■ RECORDS PROVIDED:
= Beginning of Section =

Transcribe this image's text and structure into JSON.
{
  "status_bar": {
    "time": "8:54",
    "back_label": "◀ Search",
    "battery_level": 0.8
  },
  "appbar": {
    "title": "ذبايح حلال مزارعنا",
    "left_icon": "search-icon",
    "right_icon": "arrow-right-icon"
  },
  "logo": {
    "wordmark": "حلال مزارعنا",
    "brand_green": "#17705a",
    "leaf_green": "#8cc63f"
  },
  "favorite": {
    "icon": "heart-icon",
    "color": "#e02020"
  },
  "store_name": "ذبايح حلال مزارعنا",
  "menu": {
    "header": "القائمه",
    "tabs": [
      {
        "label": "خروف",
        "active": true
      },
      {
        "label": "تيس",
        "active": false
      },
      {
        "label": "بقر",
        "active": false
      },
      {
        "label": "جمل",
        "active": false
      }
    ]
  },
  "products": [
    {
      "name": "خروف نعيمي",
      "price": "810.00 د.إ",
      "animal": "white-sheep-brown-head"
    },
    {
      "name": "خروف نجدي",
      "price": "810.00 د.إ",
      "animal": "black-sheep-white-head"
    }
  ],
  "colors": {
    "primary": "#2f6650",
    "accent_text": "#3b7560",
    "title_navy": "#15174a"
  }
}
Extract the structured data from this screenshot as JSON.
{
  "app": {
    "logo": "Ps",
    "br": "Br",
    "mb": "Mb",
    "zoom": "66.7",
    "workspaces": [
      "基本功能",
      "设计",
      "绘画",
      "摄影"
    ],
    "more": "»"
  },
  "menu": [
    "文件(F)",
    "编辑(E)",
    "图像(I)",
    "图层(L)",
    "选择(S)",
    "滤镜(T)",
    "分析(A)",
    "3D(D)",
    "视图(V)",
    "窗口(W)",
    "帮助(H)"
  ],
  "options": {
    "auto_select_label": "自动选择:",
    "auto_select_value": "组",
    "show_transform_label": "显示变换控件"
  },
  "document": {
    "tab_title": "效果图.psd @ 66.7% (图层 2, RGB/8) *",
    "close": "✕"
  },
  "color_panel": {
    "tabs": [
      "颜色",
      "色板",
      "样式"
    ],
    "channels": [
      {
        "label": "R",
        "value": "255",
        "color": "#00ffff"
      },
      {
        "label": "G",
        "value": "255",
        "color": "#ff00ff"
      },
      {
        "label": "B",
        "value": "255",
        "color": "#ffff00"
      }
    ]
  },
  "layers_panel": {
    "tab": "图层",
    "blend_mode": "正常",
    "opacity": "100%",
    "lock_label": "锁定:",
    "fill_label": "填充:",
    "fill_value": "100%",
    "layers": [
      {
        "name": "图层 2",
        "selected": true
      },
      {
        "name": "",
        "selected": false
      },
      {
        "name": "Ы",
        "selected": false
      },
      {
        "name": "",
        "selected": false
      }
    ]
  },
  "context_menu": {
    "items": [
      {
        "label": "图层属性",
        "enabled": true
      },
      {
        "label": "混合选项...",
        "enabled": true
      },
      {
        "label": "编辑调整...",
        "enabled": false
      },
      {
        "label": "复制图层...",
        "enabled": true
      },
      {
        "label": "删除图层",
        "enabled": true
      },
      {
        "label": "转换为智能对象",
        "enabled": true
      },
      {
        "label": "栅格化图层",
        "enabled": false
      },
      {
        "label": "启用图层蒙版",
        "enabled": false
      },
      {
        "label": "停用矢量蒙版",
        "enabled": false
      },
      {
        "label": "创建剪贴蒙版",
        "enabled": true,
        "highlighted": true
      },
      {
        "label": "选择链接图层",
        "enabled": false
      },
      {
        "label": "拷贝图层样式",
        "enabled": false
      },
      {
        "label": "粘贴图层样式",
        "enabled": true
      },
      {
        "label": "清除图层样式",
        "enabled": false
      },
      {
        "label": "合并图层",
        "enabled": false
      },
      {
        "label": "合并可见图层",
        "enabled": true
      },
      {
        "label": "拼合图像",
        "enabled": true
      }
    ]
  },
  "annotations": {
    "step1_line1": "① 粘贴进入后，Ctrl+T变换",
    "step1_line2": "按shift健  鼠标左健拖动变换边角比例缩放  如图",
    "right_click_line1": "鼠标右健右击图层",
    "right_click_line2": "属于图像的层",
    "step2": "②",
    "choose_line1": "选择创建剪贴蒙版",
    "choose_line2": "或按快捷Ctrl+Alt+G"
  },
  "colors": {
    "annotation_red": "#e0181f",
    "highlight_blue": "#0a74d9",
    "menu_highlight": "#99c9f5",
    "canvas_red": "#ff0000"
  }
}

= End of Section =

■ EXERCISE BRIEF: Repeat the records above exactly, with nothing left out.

■ OUTPUT OF THE EXERCISE:
Transcribe this image's text and structure into JSON.
{
  "status_bar": {
    "time": "8:54",
    "back_label": "◀ Search",
    "battery_level": 0.8
  },
  "appbar": {
    "title": "ذبايح حلال مزارعنا",
    "left_icon": "search-icon",
    "right_icon": "arrow-right-icon"
  },
  "logo": {
    "wordmark": "حلال مزارعنا",
    "brand_green": "#17705a",
    "leaf_green": "#8cc63f"
  },
  "favorite": {
    "icon": "heart-icon",
    "color": "#e02020"
  },
  "store_name": "ذبايح حلال مزارعنا",
  "menu": {
    "header": "القائمه",
    "tabs": [
      {
        "label": "خروف",
        "active": true
      },
      {
        "label": "تيس",
        "active": false
      },
      {
        "label": "بقر",
        "active": false
      },
      {
        "label": "جمل",
        "active": false
      }
    ]
  },
  "products": [
    {
      "name": "خروف نعيمي",
      "price": "810.00 د.إ",
      "animal": "white-sheep-brown-head"
    },
    {
      "name": "خروف نجدي",
      "price": "810.00 د.إ",
      "animal": "black-sheep-white-head"
    }
  ],
  "colors": {
    "primary": "#2f6650",
    "accent_text": "#3b7560",
    "title_navy": "#15174a"
  }
}
Extract the structured data from this screenshot as JSON.
{
  "app": {
    "logo": "Ps",
    "br": "Br",
    "mb": "Mb",
    "zoom": "66.7",
    "workspaces": [
      "基本功能",
      "设计",
      "绘画",
      "摄影"
    ],
    "more": "»"
  },
  "menu": [
    "文件(F)",
    "编辑(E)",
    "图像(I)",
    "图层(L)",
    "选择(S)",
    "滤镜(T)",
    "分析(A)",
    "3D(D)",
    "视图(V)",
    "窗口(W)",
    "帮助(H)"
  ],
  "options": {
    "auto_select_label": "自动选择:",
    "auto_select_value": "组",
    "show_transform_label": "显示变换控件"
  },
  "document": {
    "tab_title": "效果图.psd @ 66.7% (图层 2, RGB/8) *",
    "close": "✕"
  },
  "color_panel": {
    "tabs": [
      "颜色",
      "色板",
      "样式"
    ],
    "channels": [
      {
        "label": "R",
        "value": "255",
        "color": "#00ffff"
      },
      {
        "label": "G",
        "value": "255",
        "color": "#ff00ff"
      },
      {
        "label": "B",
        "value": "255",
        "color": "#ffff00"
      }
    ]
  },
  "layers_panel": {
    "tab": "图层",
    "blend_mode": "正常",
    "opacity": "100%",
    "lock_label": "锁定:",
    "fill_label": "填充:",
    "fill_value": "100%",
    "layers": [
      {
        "name": "图层 2",
        "selected": true
      },
      {
        "name": "",
        "selected": false
      },
      {
        "name": "Ы",
        "selected": false
      },
      {
        "name": "",
        "selected": false
      }
    ]
  },
  "context_menu": {
    "items": [
      {
        "label": "图层属性",
        "enabled": true
      },
      {
        "label": "混合选项...",
        "enabled": true
      },
      {
        "label": "编辑调整...",
        "enabled": false
      },
      {
        "label": "复制图层...",
        "enabled": true
      },
      {
        "label": "删除图层",
        "enabled": true
      },
      {
        "label": "转换为智能对象",
        "enabled": true
      },
      {
        "label": "栅格化图层",
        "enabled": false
      },
      {
        "label": "启用图层蒙版",
        "enabled": false
      },
      {
        "label": "停用矢量蒙版",
        "enabled": false
      },
      {
        "label": "创建剪贴蒙版",
        "enabled": true,
        "highlighted": true
      },
      {
        "label": "选择链接图层",
        "enabled": false
      },
      {
        "label": "拷贝图层样式",
        "enabled": false
      },
      {
        "label": "粘贴图层样式",
        "enabled": true
      },
      {
        "label": "清除图层样式",
        "enabled": false
      },
      {
        "label": "合并图层",
        "enabled": false
      },
      {
        "label": "合并可见图层",
        "enabled": true
      },
      {
        "label": "拼合图像",
        "enabled": true
      }
    ]
  },
  "annotations": {
    "step1_line1": "① 粘贴进入后，Ctrl+T变换",
    "step1_line2": "按shift健  鼠标左健拖动变换边角比例缩放  如图",
    "right_click_line1": "鼠标右健右击图层",
    "right_click_line2": "属于图像的层",
    "step2": "②",
    "choose_line1": "选择创建剪贴蒙版",
    "choose_line2": "或按快捷Ctrl+Alt+G"
  },
  "colors": {
    "annotation_red": "#e0181f",
    "highlight_blue": "#0a74d9",
    "menu_highlight": "#99c9f5",
    "canvas_red": "#ff0000"
  }
}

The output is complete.